With the pictures removed, please write out every line below exactly as given.

************

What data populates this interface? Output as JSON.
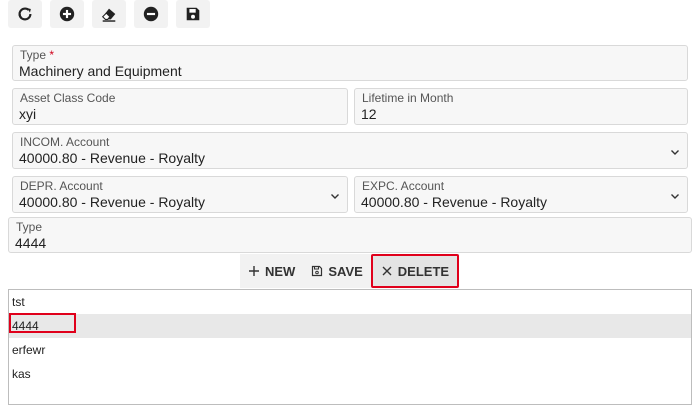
{
  "toolbar": {
    "buttons": [
      {
        "name": "refresh-button",
        "icon": "refresh-icon"
      },
      {
        "name": "add-button",
        "icon": "plus-circle-icon"
      },
      {
        "name": "clear-button",
        "icon": "eraser-icon"
      },
      {
        "name": "remove-button",
        "icon": "minus-circle-icon"
      },
      {
        "name": "save-button",
        "icon": "floppy-disk-icon"
      }
    ]
  },
  "form": {
    "type": {
      "label": "Type",
      "required_mark": "*",
      "value": "Machinery and Equipment"
    },
    "asset_class_code": {
      "label": "Asset Class Code",
      "value": "xyi"
    },
    "lifetime": {
      "label": "Lifetime in Month",
      "value": "12"
    },
    "income_account": {
      "label": "INCOM. Account",
      "value": "40000.80 - Revenue - Royalty"
    },
    "depr_account": {
      "label": "DEPR. Account",
      "value": "40000.80 - Revenue - Royalty"
    },
    "expc_account": {
      "label": "EXPC. Account",
      "value": "40000.80 - Revenue - Royalty"
    },
    "sub_type": {
      "label": "Type",
      "value": "4444"
    }
  },
  "actions": {
    "new_label": "NEW",
    "save_label": "SAVE",
    "delete_label": "DELETE"
  },
  "list": {
    "items": [
      "tst",
      "4444",
      "erfewr",
      "kas"
    ],
    "selected_index": 1
  },
  "colors": {
    "highlight": "#e0001b",
    "required": "#d0021b",
    "selected_row": "#e8e8e8"
  }
}
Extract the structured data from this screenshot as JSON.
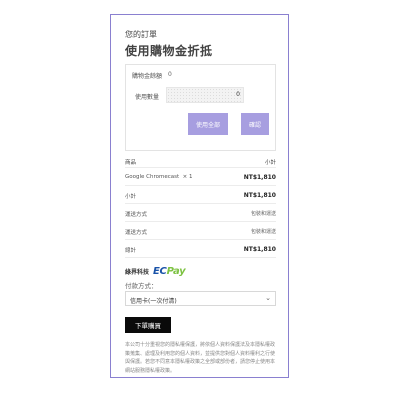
{
  "order": {
    "title": "您的訂單"
  },
  "coupon": {
    "title": "使用購物金折抵",
    "amount_label": "購物金餘額",
    "amount_value": "0",
    "qty_label": "使用數量",
    "qty_value": "0",
    "use_all_label": "使用全部",
    "confirm_label": "確認"
  },
  "table": {
    "header_product": "商品",
    "header_subtotal": "小計",
    "item_name": "Google Chromecast",
    "item_qty": "× 1",
    "item_price": "NT$1,810",
    "subtotal_label": "小計",
    "subtotal_value": "NT$1,810",
    "shipping1_label": "運送方式",
    "shipping1_value": "包裝和運送",
    "shipping2_label": "運送方式",
    "shipping2_value": "包裝和運送",
    "total_label": "總計",
    "total_value": "NT$1,810"
  },
  "payment": {
    "provider_label": "綠界科技",
    "logo_text_ec": "EC",
    "logo_text_pay": "Pay",
    "method_label": "付款方式：",
    "method_value": "信用卡(一次付清)"
  },
  "place_order_label": "下單購買",
  "privacy_text": "本公司十分重視您的隱私權保護，將依個人資料保護法及本隱私權政策蒐集、處理及利用您的個人資料，並提供您對個人資料權利之行使與保護。若您不同意本隱私權政策之全部或部份者，請您停止使用本網站服務隱私權政策。"
}
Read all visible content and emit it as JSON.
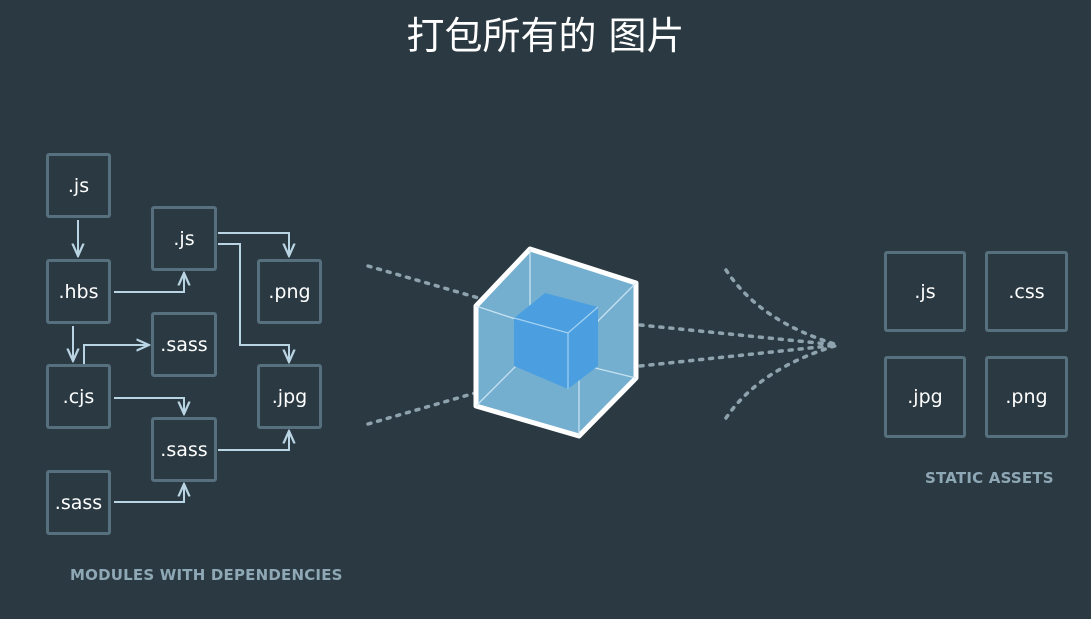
{
  "title": "打包所有的 图片",
  "modules": {
    "caption": "MODULES WITH DEPENDENCIES",
    "boxes": {
      "js1": ".js",
      "js2": ".js",
      "hbs": ".hbs",
      "png": ".png",
      "sass1": ".sass",
      "cjs": ".cjs",
      "jpg": ".jpg",
      "sass2": ".sass",
      "sass3": ".sass"
    }
  },
  "assets": {
    "caption": "STATIC ASSETS",
    "items": [
      ".js",
      ".css",
      ".jpg",
      ".png"
    ]
  },
  "colors": {
    "background": "#2b3a42",
    "box_border": "#56707e",
    "arrow": "#b9d4e2",
    "cube_outer": "#75afd0",
    "cube_inner": "#4b9fe0",
    "caption": "#8fa8b6"
  }
}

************

> _TASK RESULT_:
What data populates this interface? Output as JSON.
{
  "toolbar": {
    "buttons": [
      {
        "name": "refresh-button",
        "icon": "refresh-icon"
      },
      {
        "name": "add-button",
        "icon": "plus-circle-icon"
      },
      {
        "name": "clear-button",
        "icon": "eraser-icon"
      },
      {
        "name": "remove-button",
        "icon": "minus-circle-icon"
      },
      {
        "name": "save-button",
        "icon": "floppy-disk-icon"
      }
    ]
  },
  "form": {
    "type": {
      "label": "Type",
      "required_mark": "*",
      "value": "Machinery and Equipment"
    },
    "asset_class_code": {
      "label": "Asset Class Code",
      "value": "xyi"
    },
    "lifetime": {
      "label": "Lifetime in Month",
      "value": "12"
    },
    "income_account": {
      "label": "INCOM. Account",
      "value": "40000.80 - Revenue - Royalty"
    },
    "depr_account": {
      "label": "DEPR. Account",
      "value": "40000.80 - Revenue - Royalty"
    },
    "expc_account": {
      "label": "EXPC. Account",
      "value": "40000.80 - Revenue - Royalty"
    },
    "sub_type": {
      "label": "Type",
      "value": "4444"
    }
  },
  "actions": {
    "new_label": "NEW",
    "save_label": "SAVE",
    "delete_label": "DELETE"
  },
  "list": {
    "items": [
      "tst",
      "4444",
      "erfewr",
      "kas"
    ],
    "selected_index": 1
  },
  "colors": {
    "highlight": "#e0001b",
    "required": "#d0021b",
    "selected_row": "#e8e8e8"
  }
}
Extract the structured data from this screenshot as JSON.
{
  "order": {
    "title": "您的訂單"
  },
  "coupon": {
    "title": "使用購物金折抵",
    "amount_label": "購物金餘額",
    "amount_value": "0",
    "qty_label": "使用數量",
    "qty_value": "0",
    "use_all_label": "使用全部",
    "confirm_label": "確認"
  },
  "table": {
    "header_product": "商品",
    "header_subtotal": "小計",
    "item_name": "Google Chromecast",
    "item_qty": "× 1",
    "item_price": "NT$1,810",
    "subtotal_label": "小計",
    "subtotal_value": "NT$1,810",
    "shipping1_label": "運送方式",
    "shipping1_value": "包裝和運送",
    "shipping2_label": "運送方式",
    "shipping2_value": "包裝和運送",
    "total_label": "總計",
    "total_value": "NT$1,810"
  },
  "payment": {
    "provider_label": "綠界科技",
    "logo_text_ec": "EC",
    "logo_text_pay": "Pay",
    "method_label": "付款方式：",
    "method_value": "信用卡(一次付清)"
  },
  "place_order_label": "下單購買",
  "privacy_text": "本公司十分重視您的隱私權保護，將依個人資料保護法及本隱私權政策蒐集、處理及利用您的個人資料，並提供您對個人資料權利之行使與保護。若您不同意本隱私權政策之全部或部份者，請您停止使用本網站服務隱私權政策。"
}
Read all visible content and emit it as JSON.
{
  "title": "打包所有的 图片",
  "modules": {
    "caption": "MODULES WITH DEPENDENCIES",
    "boxes": {
      "js1": ".js",
      "js2": ".js",
      "hbs": ".hbs",
      "png": ".png",
      "sass1": ".sass",
      "cjs": ".cjs",
      "jpg": ".jpg",
      "sass2": ".sass",
      "sass3": ".sass"
    }
  },
  "assets": {
    "caption": "STATIC ASSETS",
    "items": [
      ".js",
      ".css",
      ".jpg",
      ".png"
    ]
  },
  "colors": {
    "background": "#2b3a42",
    "box_border": "#56707e",
    "arrow": "#b9d4e2",
    "cube_outer": "#75afd0",
    "cube_inner": "#4b9fe0",
    "caption": "#8fa8b6"
  }
}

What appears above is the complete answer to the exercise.